If you look down a bit, they list the Bald Eagle egg as increasing its mercury contamination from .35 in 1974 to .84 in 1979–doubled.
Further down, it lists a cat that ate fish below a chloralkali plant–look at the fur: 121 mg mercury /kg
The harbor seal in California: 269 mg/kg
The striped dolphin in Japan: 205 mg (in the liver)
The sea lion in California: from 73.0 to 1,026 mg/kg
The paper goes on to summarize that mercury in birds was highest by those that ate fish and other birds.
More from the paper:
The most probable source of recent elevated Hg residues in feathers of the Finnish sparrowhawk (Accipiter nisus) was from consumption of avian granivores that had become contaminated as a result of eating seeds treated withorganomercury compounds; in 1981, 5.6 tons of methoxyethylmercury compounds were used in Finnish agriculture for protection of seeds against fungi (Solonen and Lodenius 1984).
Another reason to push for sustainable farming practices…birds being contaminated by mercury application (as a fungicide) by farmers.
This is an understatement:
Mercury is a known mutagen, teratogen, and carcinogen. At comparatively low concentrations in birds and mammals, it adversely affects reproduction, growth and development, behavior, blood and serum chemistry, motor coordination, vision, hearing, histology, and metabolism. It has a high potential for bioaccumulation and biomagnification, and is slow to depurate.
Mutagens change your DNA. Teratogen is a fancy word for birth defects. And of course, carcinogen is cancer causing. Note that this states low concentrations affect behavior–hence my concern about the seagulls attacking the whale is not normal behavior and that’s why I suspect mercury (or other toxins).
This also applies to we mammals by the way:
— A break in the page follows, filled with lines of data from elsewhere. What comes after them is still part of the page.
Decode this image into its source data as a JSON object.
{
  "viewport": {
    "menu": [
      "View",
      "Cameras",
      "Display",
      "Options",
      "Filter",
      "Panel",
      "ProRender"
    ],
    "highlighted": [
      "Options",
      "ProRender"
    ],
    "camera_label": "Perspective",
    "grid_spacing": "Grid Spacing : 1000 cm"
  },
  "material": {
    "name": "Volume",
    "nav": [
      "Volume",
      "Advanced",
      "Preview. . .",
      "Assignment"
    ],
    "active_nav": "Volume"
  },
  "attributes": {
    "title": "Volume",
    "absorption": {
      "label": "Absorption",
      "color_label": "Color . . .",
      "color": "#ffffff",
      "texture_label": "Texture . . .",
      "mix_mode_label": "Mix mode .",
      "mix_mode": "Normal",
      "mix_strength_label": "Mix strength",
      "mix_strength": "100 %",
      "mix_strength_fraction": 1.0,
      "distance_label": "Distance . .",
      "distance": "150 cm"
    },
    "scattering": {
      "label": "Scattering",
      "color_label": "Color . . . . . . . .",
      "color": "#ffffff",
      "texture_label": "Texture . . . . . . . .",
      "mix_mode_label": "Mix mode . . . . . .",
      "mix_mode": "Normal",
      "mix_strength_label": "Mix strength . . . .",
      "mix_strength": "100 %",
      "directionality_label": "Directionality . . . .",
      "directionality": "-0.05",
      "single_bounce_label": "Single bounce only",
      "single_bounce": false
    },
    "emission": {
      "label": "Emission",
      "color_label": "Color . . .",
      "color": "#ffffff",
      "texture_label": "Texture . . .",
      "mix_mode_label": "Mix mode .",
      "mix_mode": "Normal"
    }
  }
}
Mercury has no known physiological function (EPA 1985). In humans and other mammals, it causes teratogenic, mutagenic, and carcinogenic effects; the fetus is the most sensitive life stage (NAS 1978; Chang 1979; Khera 1979; EPA 1980, 1985; Elhassani 1983; Greener and Kochen 1983; Clarkson et al. 1984). Methylmercury irreversibly destroys the neurons of the central nervous system. Frequently, a substantial latent period intervenes between the cessation of exposure to Hg and the onset of signs and symptoms; this interval is usually measured in weeks or months, but sometimes in years (Clarkson et al. 1984). At high sublethal doses in man, mercury causes cerebral palsy, gross motor and mental impairment, speech disturbances, blindness, deafness, microcephaly, intestinal disturbances, tremors, and tissue pathology (Chang 1979; EPA 1980, 1985; Elhassani 1983; Clarkson et al. 1984). Pathological and other effects of Hg may vary from organ to organ, depending on factors such as the effective toxic dose in the organ, the compound involved and its metabolism within the organ, the duration of exposure, and the other contaminants to which the animal is concurrently exposed (Chang 1979). Many compounds–especially salts of selenium–protect humans and other animals against mercury toxicity, although their mode of action is not clear (NAS 1978; Chang 1979; EPA 1980, 1985; Eisler 1985).